We work with bigger class sizes, more classes to teach, less copies to make, less investment in technology, more expectations, less collaborative time, less time to learn about and interact with students, staff attrition (or worse, teacher layoffs). But when we receive our student rosters at the beginning of the school year, our sense of duty is replenished and our promise to our students renewed.
We believe we are entitled to be treated like professionals. We teachers don’t strut around wearing tired sweaters and mismatching socks. That tired obloquy retired long before we entered the 21st century. We dress professionally because we are professionals and we expect to be treated that way. When the gurus talk about performance pay and expect us to “rise above” and make every student proficient at whatever subject we teach, we look at the clock and our 40-odd minutes a day to accomplish that feat.

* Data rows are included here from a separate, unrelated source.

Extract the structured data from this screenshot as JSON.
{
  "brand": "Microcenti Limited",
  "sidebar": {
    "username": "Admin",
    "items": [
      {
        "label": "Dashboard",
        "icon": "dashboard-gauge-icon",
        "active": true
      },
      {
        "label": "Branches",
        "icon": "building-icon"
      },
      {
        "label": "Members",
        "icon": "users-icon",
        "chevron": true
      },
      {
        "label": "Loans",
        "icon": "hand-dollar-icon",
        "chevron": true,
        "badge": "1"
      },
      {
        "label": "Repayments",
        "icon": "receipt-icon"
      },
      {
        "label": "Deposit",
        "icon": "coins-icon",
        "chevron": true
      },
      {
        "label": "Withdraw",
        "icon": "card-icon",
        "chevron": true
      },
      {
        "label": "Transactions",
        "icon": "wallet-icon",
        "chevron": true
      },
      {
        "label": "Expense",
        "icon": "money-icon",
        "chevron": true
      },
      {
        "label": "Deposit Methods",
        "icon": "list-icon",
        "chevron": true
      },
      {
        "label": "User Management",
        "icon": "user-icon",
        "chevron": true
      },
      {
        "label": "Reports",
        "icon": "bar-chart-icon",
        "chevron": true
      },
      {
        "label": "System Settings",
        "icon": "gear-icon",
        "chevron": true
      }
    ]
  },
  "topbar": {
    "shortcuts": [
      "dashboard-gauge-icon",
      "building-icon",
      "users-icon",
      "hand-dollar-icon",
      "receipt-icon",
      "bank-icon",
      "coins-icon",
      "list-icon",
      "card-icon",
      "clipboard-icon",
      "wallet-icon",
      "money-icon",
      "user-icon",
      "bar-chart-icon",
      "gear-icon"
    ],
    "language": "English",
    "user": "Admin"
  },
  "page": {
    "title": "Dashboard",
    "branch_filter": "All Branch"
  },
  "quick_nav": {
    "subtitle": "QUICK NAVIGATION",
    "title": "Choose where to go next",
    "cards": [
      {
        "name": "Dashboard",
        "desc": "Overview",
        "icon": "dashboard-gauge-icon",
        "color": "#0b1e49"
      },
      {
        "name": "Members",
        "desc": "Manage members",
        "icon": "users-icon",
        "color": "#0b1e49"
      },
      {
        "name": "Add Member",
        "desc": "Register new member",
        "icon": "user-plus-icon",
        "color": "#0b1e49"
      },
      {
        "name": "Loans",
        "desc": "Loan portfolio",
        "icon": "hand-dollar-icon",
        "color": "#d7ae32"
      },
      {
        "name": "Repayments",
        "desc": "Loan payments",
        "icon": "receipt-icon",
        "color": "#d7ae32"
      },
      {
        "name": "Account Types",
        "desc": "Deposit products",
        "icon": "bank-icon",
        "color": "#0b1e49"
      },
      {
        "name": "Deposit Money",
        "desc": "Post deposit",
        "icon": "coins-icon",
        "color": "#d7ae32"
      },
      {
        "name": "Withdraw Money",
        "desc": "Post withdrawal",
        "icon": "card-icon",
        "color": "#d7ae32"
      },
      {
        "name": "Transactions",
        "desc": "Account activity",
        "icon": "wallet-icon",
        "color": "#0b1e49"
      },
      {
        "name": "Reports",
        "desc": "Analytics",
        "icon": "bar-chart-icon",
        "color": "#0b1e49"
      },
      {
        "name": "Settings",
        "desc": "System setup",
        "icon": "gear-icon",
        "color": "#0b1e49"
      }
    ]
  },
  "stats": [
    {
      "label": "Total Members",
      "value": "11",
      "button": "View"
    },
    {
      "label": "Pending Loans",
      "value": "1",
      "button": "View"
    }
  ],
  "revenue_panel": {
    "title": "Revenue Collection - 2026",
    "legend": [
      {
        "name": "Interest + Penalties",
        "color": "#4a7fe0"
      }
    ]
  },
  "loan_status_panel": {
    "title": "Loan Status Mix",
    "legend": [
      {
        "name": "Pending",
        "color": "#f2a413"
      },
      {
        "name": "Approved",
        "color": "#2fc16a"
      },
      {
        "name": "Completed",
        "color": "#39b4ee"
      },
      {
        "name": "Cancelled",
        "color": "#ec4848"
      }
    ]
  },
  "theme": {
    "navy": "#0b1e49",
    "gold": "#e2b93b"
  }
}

What happens at home is a different story. Just like you don’t hold a doctor’s salary hostage to a patient’s smoking habits or a dentist’s to the neglect of flossing, we teachers don’t believe our pay should reflect our students’ habits after our work day is complete.
Likewise, we play the role of classroom “lawyer” everyday, persuading our students to read instead of wasting away on YouTube, promote a sense of citizenship instead of a sense of entitlement, and make for Students To-Do instead of Honey Boo Boos. We are sales people. We are entertainers. We provide some of the best services that God and the community both demand and need. We believe we are professionals.
We believe we don’t ask for keys to the treasure chest, and shouldn’t be treated as if we are. Teachers don’t enter the profession to get rich. We collect certain wealth that most can’t put a price tag on: a surprise letter from a former student, an “aha moment” we’ve spurred, or the lasting imprints we can make are quite invaluable. But when the bartender down the street makes $20,000 more annually than we do, when the CEO dad earns 10 – 100x our salary, or when the pitcher on the baseball field makes more in a season than our whole school does in a lifetime, we just want to feel like we’re paid what we deserve.
We believe we work hard to work miracles. We don’t get bonuses, and many teachers are being asked to take a pay freeze or even a cut. We we want to collectively bargain and make a decent living wage. While we make less than our private industry counterparts, we want a pension that’s promised to us (and one we’ve paid for). While some hardliners cast us as sucklers of the public coffer’s teat or budget conquistador, we come home to our spouses and try to make our ends meet just like many other families. We want to feel like we don’t need a 2nd job in doing this incredible work.
There are 7.2 million of us in America, and we teachers are good people. We are not thieves. We are not bank robbers. We are stewards of democracy and of this nation’s future, and one component of that is the decently paid teacher. Lastly, we believe many of our greatest students should be entering our profession and not shying away from it for primarily economic reasons.
While our profession is filled with challenges, we never retreat from our responsibilities at the front of the classroom. Like many people who spend so much time in the public eye, the teacher will always be a lightning rod. We accept that. Politicians, pedigrees, and polymaths all know this much. The public may always expect us to be all of the above. We enjoy that challenge, because we believe we accomplish parts of it everyday.
But, most of all, we believe that if we had to go back and “do it all over again,” we’d choose to be teachers. We love what we do, and we dedicate our entire beings to it. We care too much about our community, our democracy, our future, and our students simply because we’re lucky enough to be employed in a profession that helps them all. And we believe in them – it’s part of the job description.